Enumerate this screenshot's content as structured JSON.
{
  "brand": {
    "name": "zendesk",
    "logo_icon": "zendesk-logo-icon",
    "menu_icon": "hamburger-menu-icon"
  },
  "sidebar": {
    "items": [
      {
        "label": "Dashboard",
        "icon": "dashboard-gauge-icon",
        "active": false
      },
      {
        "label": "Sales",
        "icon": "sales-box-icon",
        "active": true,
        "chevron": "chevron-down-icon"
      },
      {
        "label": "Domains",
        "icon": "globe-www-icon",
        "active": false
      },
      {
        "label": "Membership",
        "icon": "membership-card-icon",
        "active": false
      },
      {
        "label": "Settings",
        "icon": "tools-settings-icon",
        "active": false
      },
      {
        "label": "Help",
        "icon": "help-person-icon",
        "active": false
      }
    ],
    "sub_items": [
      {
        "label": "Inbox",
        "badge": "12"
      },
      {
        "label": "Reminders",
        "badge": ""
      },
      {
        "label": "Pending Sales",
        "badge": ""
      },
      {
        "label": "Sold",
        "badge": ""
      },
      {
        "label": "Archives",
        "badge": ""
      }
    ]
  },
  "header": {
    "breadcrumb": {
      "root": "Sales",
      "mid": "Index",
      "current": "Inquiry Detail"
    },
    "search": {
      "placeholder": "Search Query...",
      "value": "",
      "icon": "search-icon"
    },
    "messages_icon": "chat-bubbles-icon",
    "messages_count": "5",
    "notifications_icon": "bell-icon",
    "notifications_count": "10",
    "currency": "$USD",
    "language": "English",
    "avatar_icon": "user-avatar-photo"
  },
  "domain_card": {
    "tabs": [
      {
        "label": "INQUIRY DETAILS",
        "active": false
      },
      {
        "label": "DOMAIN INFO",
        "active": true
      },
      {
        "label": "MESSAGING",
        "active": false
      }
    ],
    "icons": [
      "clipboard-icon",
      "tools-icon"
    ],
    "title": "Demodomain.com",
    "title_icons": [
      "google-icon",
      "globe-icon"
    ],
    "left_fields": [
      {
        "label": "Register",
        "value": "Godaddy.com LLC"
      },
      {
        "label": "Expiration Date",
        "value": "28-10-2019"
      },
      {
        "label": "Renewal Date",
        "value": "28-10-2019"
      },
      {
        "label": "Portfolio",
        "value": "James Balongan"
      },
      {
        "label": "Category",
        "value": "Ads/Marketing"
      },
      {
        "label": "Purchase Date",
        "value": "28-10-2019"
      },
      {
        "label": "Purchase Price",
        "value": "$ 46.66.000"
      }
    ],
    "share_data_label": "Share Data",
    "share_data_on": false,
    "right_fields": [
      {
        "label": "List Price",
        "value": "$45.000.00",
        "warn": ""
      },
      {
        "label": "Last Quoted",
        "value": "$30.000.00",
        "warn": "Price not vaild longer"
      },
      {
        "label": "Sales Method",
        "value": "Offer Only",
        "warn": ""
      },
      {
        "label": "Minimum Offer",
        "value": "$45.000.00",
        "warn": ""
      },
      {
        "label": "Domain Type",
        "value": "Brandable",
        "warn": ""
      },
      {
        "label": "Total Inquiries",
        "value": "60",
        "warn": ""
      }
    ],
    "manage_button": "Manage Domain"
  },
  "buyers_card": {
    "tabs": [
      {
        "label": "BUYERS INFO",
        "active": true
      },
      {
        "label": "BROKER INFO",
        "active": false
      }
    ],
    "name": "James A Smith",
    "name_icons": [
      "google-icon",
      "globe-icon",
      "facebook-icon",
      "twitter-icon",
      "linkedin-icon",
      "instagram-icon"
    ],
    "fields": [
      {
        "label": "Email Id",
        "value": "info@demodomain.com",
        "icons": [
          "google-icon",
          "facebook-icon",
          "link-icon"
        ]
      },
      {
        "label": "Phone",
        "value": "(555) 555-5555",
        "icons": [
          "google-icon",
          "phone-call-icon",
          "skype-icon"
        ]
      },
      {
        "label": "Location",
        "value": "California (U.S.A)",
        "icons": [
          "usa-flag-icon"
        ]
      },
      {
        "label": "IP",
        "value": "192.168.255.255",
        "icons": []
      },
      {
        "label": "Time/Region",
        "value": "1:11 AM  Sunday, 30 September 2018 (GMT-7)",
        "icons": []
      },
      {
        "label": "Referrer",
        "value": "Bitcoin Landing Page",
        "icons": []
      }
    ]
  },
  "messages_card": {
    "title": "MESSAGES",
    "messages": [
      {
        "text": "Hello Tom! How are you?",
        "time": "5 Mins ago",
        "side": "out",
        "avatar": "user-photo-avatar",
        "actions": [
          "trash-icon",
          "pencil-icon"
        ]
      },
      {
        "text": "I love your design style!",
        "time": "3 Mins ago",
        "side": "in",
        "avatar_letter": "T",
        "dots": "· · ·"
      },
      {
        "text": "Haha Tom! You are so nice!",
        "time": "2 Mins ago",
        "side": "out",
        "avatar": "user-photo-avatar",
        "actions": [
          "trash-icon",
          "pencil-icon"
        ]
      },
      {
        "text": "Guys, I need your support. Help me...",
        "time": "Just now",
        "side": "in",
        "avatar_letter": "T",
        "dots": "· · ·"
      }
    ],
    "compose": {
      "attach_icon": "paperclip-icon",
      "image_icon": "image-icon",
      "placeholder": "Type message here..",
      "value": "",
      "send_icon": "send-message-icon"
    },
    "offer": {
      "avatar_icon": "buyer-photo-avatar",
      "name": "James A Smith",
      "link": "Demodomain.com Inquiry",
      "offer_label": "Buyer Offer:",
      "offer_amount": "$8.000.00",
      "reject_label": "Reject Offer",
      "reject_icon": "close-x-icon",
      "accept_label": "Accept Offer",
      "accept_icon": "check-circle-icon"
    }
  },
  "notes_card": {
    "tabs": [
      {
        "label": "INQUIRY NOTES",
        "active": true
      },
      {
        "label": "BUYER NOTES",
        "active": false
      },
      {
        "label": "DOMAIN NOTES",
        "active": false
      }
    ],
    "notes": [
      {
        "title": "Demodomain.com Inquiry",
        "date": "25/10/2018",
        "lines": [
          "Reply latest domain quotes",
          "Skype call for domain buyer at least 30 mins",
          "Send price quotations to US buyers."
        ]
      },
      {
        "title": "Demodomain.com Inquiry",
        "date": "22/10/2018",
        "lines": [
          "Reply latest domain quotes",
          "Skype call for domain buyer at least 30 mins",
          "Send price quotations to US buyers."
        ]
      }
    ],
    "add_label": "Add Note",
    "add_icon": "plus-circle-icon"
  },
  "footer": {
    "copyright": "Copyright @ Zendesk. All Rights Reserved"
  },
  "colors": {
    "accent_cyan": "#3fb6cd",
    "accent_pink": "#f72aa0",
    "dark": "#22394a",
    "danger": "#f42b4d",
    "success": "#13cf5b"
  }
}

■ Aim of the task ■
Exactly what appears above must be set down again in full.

■ Solution for this problem ■
Enumerate this screenshot's content as structured JSON.
{
  "brand": {
    "name": "zendesk",
    "logo_icon": "zendesk-logo-icon",
    "menu_icon": "hamburger-menu-icon"
  },
  "sidebar": {
    "items": [
      {
        "label": "Dashboard",
        "icon": "dashboard-gauge-icon",
        "active": false
      },
      {
        "label": "Sales",
        "icon": "sales-box-icon",
        "active": true,
        "chevron": "chevron-down-icon"
      },
      {
        "label": "Domains",
        "icon": "globe-www-icon",
        "active": false
      },
      {
        "label": "Membership",
        "icon": "membership-card-icon",
        "active": false
      },
      {
        "label": "Settings",
        "icon": "tools-settings-icon",
        "active": false
      },
      {
        "label": "Help",
        "icon": "help-person-icon",
        "active": false
      }
    ],
    "sub_items": [
      {
        "label": "Inbox",
        "badge": "12"
      },
      {
        "label": "Reminders",
        "badge": ""
      },
      {
        "label": "Pending Sales",
        "badge": ""
      },
      {
        "label": "Sold",
        "badge": ""
      },
      {
        "label": "Archives",
        "badge": ""
      }
    ]
  },
  "header": {
    "breadcrumb": {
      "root": "Sales",
      "mid": "Index",
      "current": "Inquiry Detail"
    },
    "search": {
      "placeholder": "Search Query...",
      "value": "",
      "icon": "search-icon"
    },
    "messages_icon": "chat-bubbles-icon",
    "messages_count": "5",
    "notifications_icon": "bell-icon",
    "notifications_count": "10",
    "currency": "$USD",
    "language": "English",
    "avatar_icon": "user-avatar-photo"
  },
  "domain_card": {
    "tabs": [
      {
        "label": "INQUIRY DETAILS",
        "active": false
      },
      {
        "label": "DOMAIN INFO",
        "active": true
      },
      {
        "label": "MESSAGING",
        "active": false
      }
    ],
    "icons": [
      "clipboard-icon",
      "tools-icon"
    ],
    "title": "Demodomain.com",
    "title_icons": [
      "google-icon",
      "globe-icon"
    ],
    "left_fields": [
      {
        "label": "Register",
        "value": "Godaddy.com LLC"
      },
      {
        "label": "Expiration Date",
        "value": "28-10-2019"
      },
      {
        "label": "Renewal Date",
        "value": "28-10-2019"
      },
      {
        "label": "Portfolio",
        "value": "James Balongan"
      },
      {
        "label": "Category",
        "value": "Ads/Marketing"
      },
      {
        "label": "Purchase Date",
        "value": "28-10-2019"
      },
      {
        "label": "Purchase Price",
        "value": "$ 46.66.000"
      }
    ],
    "share_data_label": "Share Data",
    "share_data_on": false,
    "right_fields": [
      {
        "label": "List Price",
        "value": "$45.000.00",
        "warn": ""
      },
      {
        "label": "Last Quoted",
        "value": "$30.000.00",
        "warn": "Price not vaild longer"
      },
      {
        "label": "Sales Method",
        "value": "Offer Only",
        "warn": ""
      },
      {
        "label": "Minimum Offer",
        "value": "$45.000.00",
        "warn": ""
      },
      {
        "label": "Domain Type",
        "value": "Brandable",
        "warn": ""
      },
      {
        "label": "Total Inquiries",
        "value": "60",
        "warn": ""
      }
    ],
    "manage_button": "Manage Domain"
  },
  "buyers_card": {
    "tabs": [
      {
        "label": "BUYERS INFO",
        "active": true
      },
      {
        "label": "BROKER INFO",
        "active": false
      }
    ],
    "name": "James A Smith",
    "name_icons": [
      "google-icon",
      "globe-icon",
      "facebook-icon",
      "twitter-icon",
      "linkedin-icon",
      "instagram-icon"
    ],
    "fields": [
      {
        "label": "Email Id",
        "value": "info@demodomain.com",
        "icons": [
          "google-icon",
          "facebook-icon",
          "link-icon"
        ]
      },
      {
        "label": "Phone",
        "value": "(555) 555-5555",
        "icons": [
          "google-icon",
          "phone-call-icon",
          "skype-icon"
        ]
      },
      {
        "label": "Location",
        "value": "California (U.S.A)",
        "icons": [
          "usa-flag-icon"
        ]
      },
      {
        "label": "IP",
        "value": "192.168.255.255",
        "icons": []
      },
      {
        "label": "Time/Region",
        "value": "1:11 AM  Sunday, 30 September 2018 (GMT-7)",
        "icons": []
      },
      {
        "label": "Referrer",
        "value": "Bitcoin Landing Page",
        "icons": []
      }
    ]
  },
  "messages_card": {
    "title": "MESSAGES",
    "messages": [
      {
        "text": "Hello Tom! How are you?",
        "time": "5 Mins ago",
        "side": "out",
        "avatar": "user-photo-avatar",
        "actions": [
          "trash-icon",
          "pencil-icon"
        ]
      },
      {
        "text": "I love your design style!",
        "time": "3 Mins ago",
        "side": "in",
        "avatar_letter": "T",
        "dots": "· · ·"
      },
      {
        "text": "Haha Tom! You are so nice!",
        "time": "2 Mins ago",
        "side": "out",
        "avatar": "user-photo-avatar",
        "actions": [
          "trash-icon",
          "pencil-icon"
        ]
      },
      {
        "text": "Guys, I need your support. Help me...",
        "time": "Just now",
        "side": "in",
        "avatar_letter": "T",
        "dots": "· · ·"
      }
    ],
    "compose": {
      "attach_icon": "paperclip-icon",
      "image_icon": "image-icon",
      "placeholder": "Type message here..",
      "value": "",
      "send_icon": "send-message-icon"
    },
    "offer": {
      "avatar_icon": "buyer-photo-avatar",
      "name": "James A Smith",
      "link": "Demodomain.com Inquiry",
      "offer_label": "Buyer Offer:",
      "offer_amount": "$8.000.00",
      "reject_label": "Reject Offer",
      "reject_icon": "close-x-icon",
      "accept_label": "Accept Offer",
      "accept_icon": "check-circle-icon"
    }
  },
  "notes_card": {
    "tabs": [
      {
        "label": "INQUIRY NOTES",
        "active": true
      },
      {
        "label": "BUYER NOTES",
        "active": false
      },
      {
        "label": "DOMAIN NOTES",
        "active": false
      }
    ],
    "notes": [
      {
        "title": "Demodomain.com Inquiry",
        "date": "25/10/2018",
        "lines": [
          "Reply latest domain quotes",
          "Skype call for domain buyer at least 30 mins",
          "Send price quotations to US buyers."
        ]
      },
      {
        "title": "Demodomain.com Inquiry",
        "date": "22/10/2018",
        "lines": [
          "Reply latest domain quotes",
          "Skype call for domain buyer at least 30 mins",
          "Send price quotations to US buyers."
        ]
      }
    ],
    "add_label": "Add Note",
    "add_icon": "plus-circle-icon"
  },
  "footer": {
    "copyright": "Copyright @ Zendesk. All Rights Reserved"
  },
  "colors": {
    "accent_cyan": "#3fb6cd",
    "accent_pink": "#f72aa0",
    "dark": "#22394a",
    "danger": "#f42b4d",
    "success": "#13cf5b"
  }
}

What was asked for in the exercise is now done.